The opinion of the court was delivered by: Richard W. Roberts United States District Judge
MEMORANDUM OPINION AND ORDER
Plaintiff Kenneth W. Johnson has filed motions to reconsider and vacate an order dismissing his complaint. He has also filed a motion to admit evidence of his current and intended future domicile related to the issue of diversity jurisdiction. Because Johnson does not identify any reason with legal merit to reconsider or vacate the order, and because the offered evidence would not remedy the flaw in diversity jurisdiction, his motions will be denied.
Johnson filed a complaint asserting federal question, supplemental and diversity jurisdiction, and alleging violations of his federal civil rights under 42 U.S.C. §§ 1981 and 1983, legal malpractice and intentional infliction of emotional distress. The federal civil rights claims were dismissed for failure to state a claim upon which relief could be granted. The common law claims were dismissed because the complaint did not establish diversity jurisdiction and supplemental jurisdiction was declined. See Memorandum Opinion & Order, Sept. 19, 2006. Johnson has moved for relief from the dismissal under Fed. R. Civ. P. 59(e) and 60(b)(2), and to admit evidence of his current and intended future domicile.
I. MOTIONS FOR RECONSIDERATION AND TO ADMIT DOMICILE EVIDENCE
A motion for reconsideration under Fed. R. Civ. P. 59 is not intended to provide a vehicle to reargue facts already presented. Messina v. Krakower, 439 F.3d 755, 759 (D.C. Cir. 2006) (affirming denial of Rule 59(e) motion where plaintiff did nothing more than rely on the same arguments originally made). Rather, such a motion "need not be granted unless the district court finds that there is an intervening change of controlling law, the availability of new evidence, or the need to correct a clear error or prevent manifest injustice." Id. at 758 (quotation marks and citation omitted).
Johnson contends that his complaint did not fail to state a claim upon which relief may be granted. (Pl.'s Mot. for Reconsideration at 1.) His argument, however, focuses primarily on his legal malpractice allegations, about which no finding was made with respect to the sufficiency of the pleading. (Id. at 2-5.) Johnson has not identified a basis for reconsidering the decision as to the federal civil rights claims.
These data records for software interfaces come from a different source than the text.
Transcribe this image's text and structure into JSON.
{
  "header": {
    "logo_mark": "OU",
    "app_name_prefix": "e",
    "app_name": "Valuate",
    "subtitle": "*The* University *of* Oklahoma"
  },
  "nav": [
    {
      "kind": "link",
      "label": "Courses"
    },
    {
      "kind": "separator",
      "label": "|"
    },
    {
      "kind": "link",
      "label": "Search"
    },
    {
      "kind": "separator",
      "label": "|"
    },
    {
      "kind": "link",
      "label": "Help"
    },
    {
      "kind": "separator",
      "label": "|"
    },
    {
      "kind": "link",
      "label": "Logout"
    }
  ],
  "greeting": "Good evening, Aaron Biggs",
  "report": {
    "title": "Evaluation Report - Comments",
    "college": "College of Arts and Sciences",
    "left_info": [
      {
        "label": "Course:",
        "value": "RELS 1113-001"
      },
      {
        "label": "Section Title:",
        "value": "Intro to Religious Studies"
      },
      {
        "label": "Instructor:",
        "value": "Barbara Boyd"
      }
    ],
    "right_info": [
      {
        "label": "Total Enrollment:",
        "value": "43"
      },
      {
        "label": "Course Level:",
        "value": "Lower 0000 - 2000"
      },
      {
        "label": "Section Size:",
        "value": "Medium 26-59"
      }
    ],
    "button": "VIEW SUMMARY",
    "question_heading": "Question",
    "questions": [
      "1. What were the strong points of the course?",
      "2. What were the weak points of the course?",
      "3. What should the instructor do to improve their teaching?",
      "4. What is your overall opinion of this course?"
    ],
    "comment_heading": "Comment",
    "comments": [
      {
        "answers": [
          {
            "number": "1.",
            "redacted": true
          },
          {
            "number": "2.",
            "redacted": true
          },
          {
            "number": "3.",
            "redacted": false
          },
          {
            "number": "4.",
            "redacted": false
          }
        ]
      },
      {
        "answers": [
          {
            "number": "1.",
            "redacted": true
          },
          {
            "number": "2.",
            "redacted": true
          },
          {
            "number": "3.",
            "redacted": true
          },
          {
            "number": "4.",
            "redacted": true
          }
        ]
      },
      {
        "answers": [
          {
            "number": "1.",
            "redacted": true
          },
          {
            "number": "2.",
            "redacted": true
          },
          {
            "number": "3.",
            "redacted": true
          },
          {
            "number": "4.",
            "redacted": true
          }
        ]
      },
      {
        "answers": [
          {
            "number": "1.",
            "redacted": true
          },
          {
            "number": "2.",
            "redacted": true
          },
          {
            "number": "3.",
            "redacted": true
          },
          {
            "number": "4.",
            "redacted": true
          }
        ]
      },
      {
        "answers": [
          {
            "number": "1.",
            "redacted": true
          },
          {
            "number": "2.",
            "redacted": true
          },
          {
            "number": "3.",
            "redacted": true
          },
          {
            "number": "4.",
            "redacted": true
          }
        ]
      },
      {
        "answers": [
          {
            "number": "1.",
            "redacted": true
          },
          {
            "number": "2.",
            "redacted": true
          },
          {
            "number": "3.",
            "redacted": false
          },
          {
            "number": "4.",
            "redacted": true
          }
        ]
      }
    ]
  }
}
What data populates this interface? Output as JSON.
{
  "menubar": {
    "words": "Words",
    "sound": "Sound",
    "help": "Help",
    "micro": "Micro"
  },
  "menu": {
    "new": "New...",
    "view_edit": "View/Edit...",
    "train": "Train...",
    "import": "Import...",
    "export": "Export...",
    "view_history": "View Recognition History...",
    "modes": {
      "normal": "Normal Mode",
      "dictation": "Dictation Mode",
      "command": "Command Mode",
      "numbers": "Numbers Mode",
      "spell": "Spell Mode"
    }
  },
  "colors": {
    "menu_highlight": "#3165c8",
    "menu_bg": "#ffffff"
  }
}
He has, at the most, reargued facts already presented.
Johnson also argues in his motion for reconsideration that diversity jurisdiction exists. (Id. at 1.) In support of that argument, and attached to a motion to admit evidence, he filed an affidavit and documents demonstrating that he lives in Maryland and intends to remain domiciled in Maryland, and that at least one of the defendants is a Virginia citizen. Johnson's arguments and evidence do not meet the test of diversity jurisdiction, as diversity jurisdiction cannot be established on the basis of the citizenship of the plaintiff and one of multiple defendants. Diversity jurisdiction requires complete diversity between adversaries at the time the suit is filed, such that no defendant may be a citizen of the state of which any plaintiff is a citizen.*fn1 See Saadeh v. Farouki, 107 F.3d 52, 54-55 (D.C. Cir. 1997) (stating that "'federal diversity jurisdiction is lacking if there are any litigants from the same state on opposing sides.'" (citing Prakash v. American Univ., 727 F.2d 1174, 1178 n.25 (D.C. Cir. 1984)).
A motion for relief from a judgment or order may be based upon newly discovered evidence. Fed. R. Civ. P. 60(b)(2). Relevant evidence is "evidence having any tendency to make the existence of any fact that is of consequence to the determination of the action more or less probable than it would be without the evidence." Fed. R. Evid. 401. Johnson argues that newly discovered evidence relating to his legal malpractice claims previously brought in Superior Court warrants granting his Rule 60(b)(2) motion. (Pl.'s Mot. to Vacate at 1.) What Johnson erroneously characterizes as newly discovered evidence is a memorandum opinion and judgment of the District of Columbia Court of Appeals issued September 28, 2006, affirming the District of Columbia Superior Court's orders denying Johnson's motions under Super. Ct. Civ. R. 60(b) in which Johnson asserted that his adversary had committed fraud upon the court. (See Mem. Op. & J., Johnson v. District of Columbia, Nos. 04-CV-115 and 04-CV-442 (D.C. Ct. App. Sept. 28, 2006) at 1 ("The trial court found no merit to the claims of fraud, and neither do we. We accordingly affirm.").) The decision of the appeals court does not constitute newly discovered evidence relevant to the federal civil rights claims, or any other claims, that Johnson asserted in his complaint in this case.
Because Johnson has not identified a sound legal basis for either reconsidering or vacating the order dismissing his complaint, and because the evidence he offered will not alter the conclusion that diversity jurisdiction was not established, Johnson's motions will be denied. Accordingly, it is hereby
ORDERED that Johnson's motion for reconsideration of the September 19, 2006 order be, and hereby ...